As electronics have gained ground in our contemporary societies, so has e-waste. As a matter of fact, when we dispose of used electronics, they do not get biodegraded; they thus constitute a waste of space, as well as pollutants in the form of the toxic chemicals they contain. Consequently, we now have a total of 41.8 million tonnes of e-waste dumped all across the globe. To counter this growing problem, scientists from the US have invented a biodegradable high-performance semiconductor chip made of wood. The research is described in a paper published in the journal Nature Communications.
“The majority of material in a chip is support. We only use less than a couple of micrometers for everything else,” one of the team members, engineer Zhenqiang Ma from the University of Wisconsin-Madison, said in a statement.”Now the chips are so safe you can put them in the forest and fungus will degrade it. They become as safe as fertiliser.”

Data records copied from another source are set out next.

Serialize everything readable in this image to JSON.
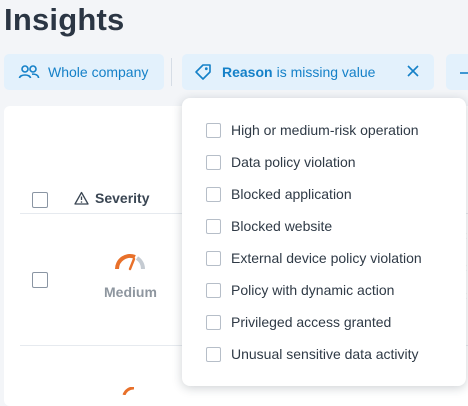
{
  "page": {
    "title": "Insights"
  },
  "filters": {
    "company_label": "Whole company",
    "reason_key": "Reason",
    "reason_rest": "is missing value"
  },
  "table": {
    "severity_header": "Severity",
    "rows": [
      {
        "severity": "Medium"
      }
    ]
  },
  "dropdown": {
    "options": [
      "High or medium-risk operation",
      "Data policy violation",
      "Blocked application",
      "Blocked website",
      "External device policy violation",
      "Policy with dynamic action",
      "Privileged access granted",
      "Unusual sensitive data activity"
    ]
  },
  "colors": {
    "accent": "#1581c8",
    "chip_bg": "#e3f1fc",
    "gauge_orange": "#e8702a"
  },
  "icons": {
    "company": "users-icon",
    "reason": "tag-icon",
    "remove": "close-icon",
    "severity_header": "warning-triangle-icon",
    "severity_row": "gauge-icon"
  }
}
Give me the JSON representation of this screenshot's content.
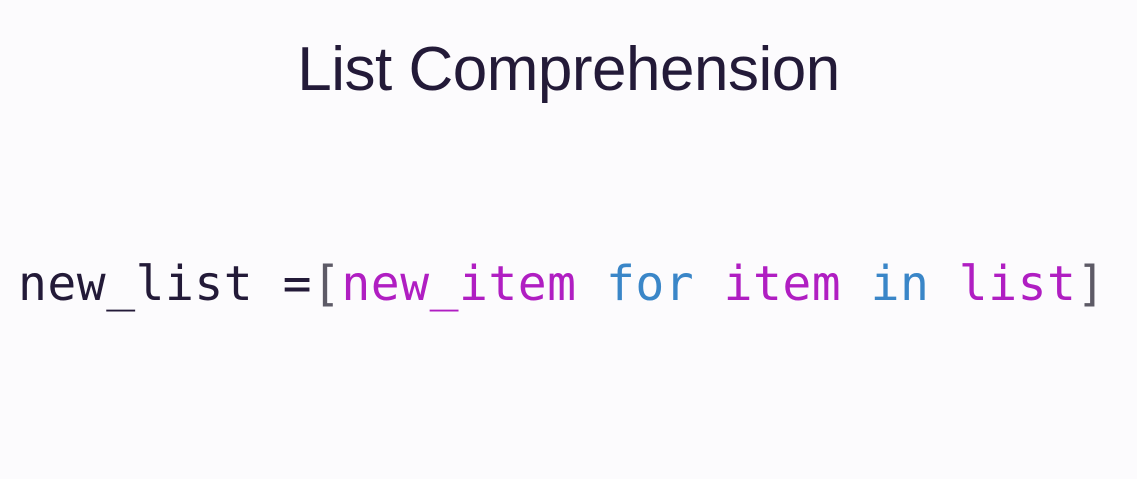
{
  "slide": {
    "title": "List Comprehension",
    "code": {
      "tokens": [
        {
          "id": "lhs",
          "text": "new_list =",
          "color": "#231a38"
        },
        {
          "id": "open_bracket",
          "text": "[",
          "color": "#5d5a66"
        },
        {
          "id": "expression",
          "text": "new_item",
          "color": "#b01ec2"
        },
        {
          "id": "sp1",
          "text": " ",
          "color": "#231a38"
        },
        {
          "id": "kw_for",
          "text": "for",
          "color": "#3a86c8"
        },
        {
          "id": "sp2",
          "text": " ",
          "color": "#231a38"
        },
        {
          "id": "target",
          "text": "item",
          "color": "#b01ec2"
        },
        {
          "id": "sp3",
          "text": " ",
          "color": "#231a38"
        },
        {
          "id": "kw_in",
          "text": "in",
          "color": "#3a86c8"
        },
        {
          "id": "sp4",
          "text": " ",
          "color": "#231a38"
        },
        {
          "id": "iterable",
          "text": "list",
          "color": "#b01ec2"
        },
        {
          "id": "close_bracket",
          "text": "]",
          "color": "#5d5a66"
        }
      ]
    }
  }
}
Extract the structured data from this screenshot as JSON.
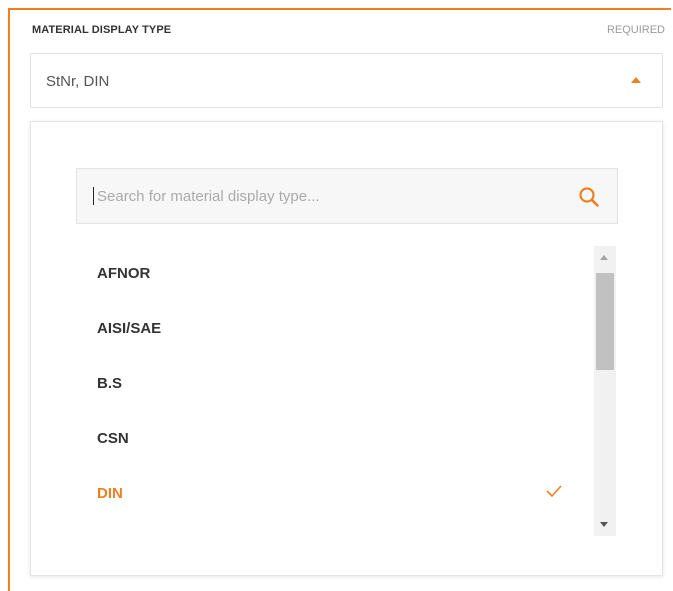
{
  "field": {
    "label": "MATERIAL DISPLAY TYPE",
    "required": "REQUIRED",
    "value": "StNr, DIN"
  },
  "search": {
    "placeholder": "Search for material display type...",
    "value": ""
  },
  "options": [
    {
      "label": "AFNOR",
      "selected": false
    },
    {
      "label": "AISI/SAE",
      "selected": false
    },
    {
      "label": "B.S",
      "selected": false
    },
    {
      "label": "CSN",
      "selected": false
    },
    {
      "label": "DIN",
      "selected": true
    }
  ],
  "icons": {
    "search": "search-icon",
    "caret": "caret-up-icon",
    "check": "check-icon"
  },
  "colors": {
    "accent": "#f07f22",
    "text": "#333333",
    "muted": "#9a9a9a"
  }
}
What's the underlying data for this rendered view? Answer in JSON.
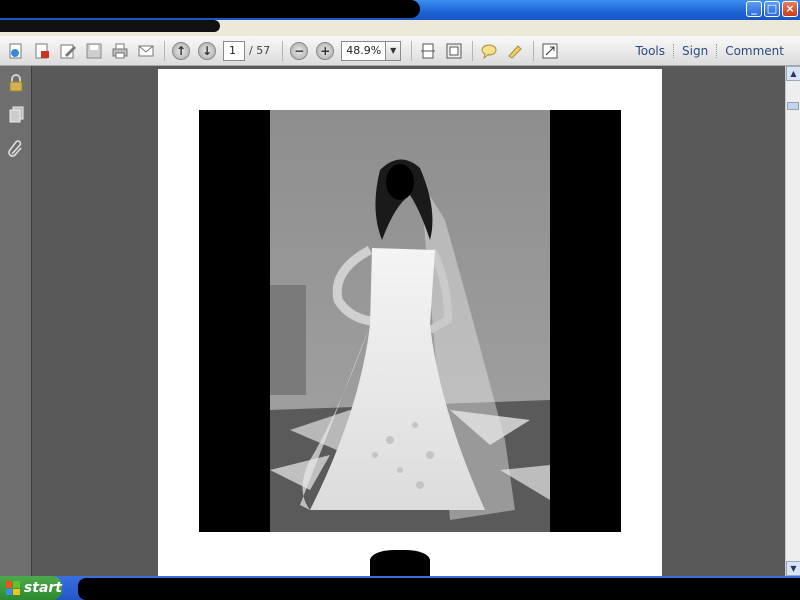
{
  "toolbar": {
    "page_current": "1",
    "page_separator": "/",
    "page_total": "57",
    "zoom": "48.9%",
    "links": [
      "Tools",
      "Sign",
      "Comment"
    ]
  },
  "window": {
    "minimize": "_",
    "maximize": "□",
    "close": "×"
  },
  "taskbar": {
    "start_label": "start"
  },
  "icons": {
    "toolbar": [
      "create-pdf-icon",
      "convert-icon",
      "edit-icon",
      "save-icon",
      "print-icon",
      "email-icon",
      "prev-page-icon",
      "next-page-icon",
      "zoom-out-icon",
      "zoom-in-icon",
      "fit-page-icon",
      "fit-width-icon",
      "comment-icon",
      "highlight-icon",
      "fullscreen-icon"
    ],
    "sidebar": [
      "lock-icon",
      "pages-icon",
      "attachment-icon"
    ]
  },
  "colors": {
    "titlebar": "#1d64d6",
    "start": "#2f8a2f",
    "link": "#2c4c7c"
  }
}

The usual support layer of the ‘green’ chip is substituted with a flexible and biodegradable layer of cellulose nanofibril (CNF). CNF, derived from wood broken down to its nanoscale fibers, is strong and transparent. CNF was found to be the ideal material to use as support later for the chip: it is smooth, and has the capacity to expand with heat.
“You don’t want it to expand or shrink too much. Wood is a natural hydroscopic material and could attract moisture from the air and expand,” said Shaoqin Gong, one of the researchers. “With an epoxy coating on the surface of the CNF, we solved both the surface smoothness and the moisture barrier.”
Another author, Yei Hwan Jung, commented on their work as follows:-
“I’ve made 1,500 gallium arsenide transistors in a 5-by-6 millimetre chip. Typically for a microwave chip that size, there are only eight to 40 transistors. The rest of the area is just wasted. We take our design and put it on CNF using ‘deterministic assembly technique’, then we can put it wherever we want and make a completely functional circuit with performance comparable to existing chips.”
The scientists hope that their invention will be used by electronics companies in the future.
“Mass-producing current semiconductor chips is so cheap, and it may take time for the industry to adapt to our design,” said Ma. “But flexible electronics are the future, and we think we’re going to be well ahead of the curve.”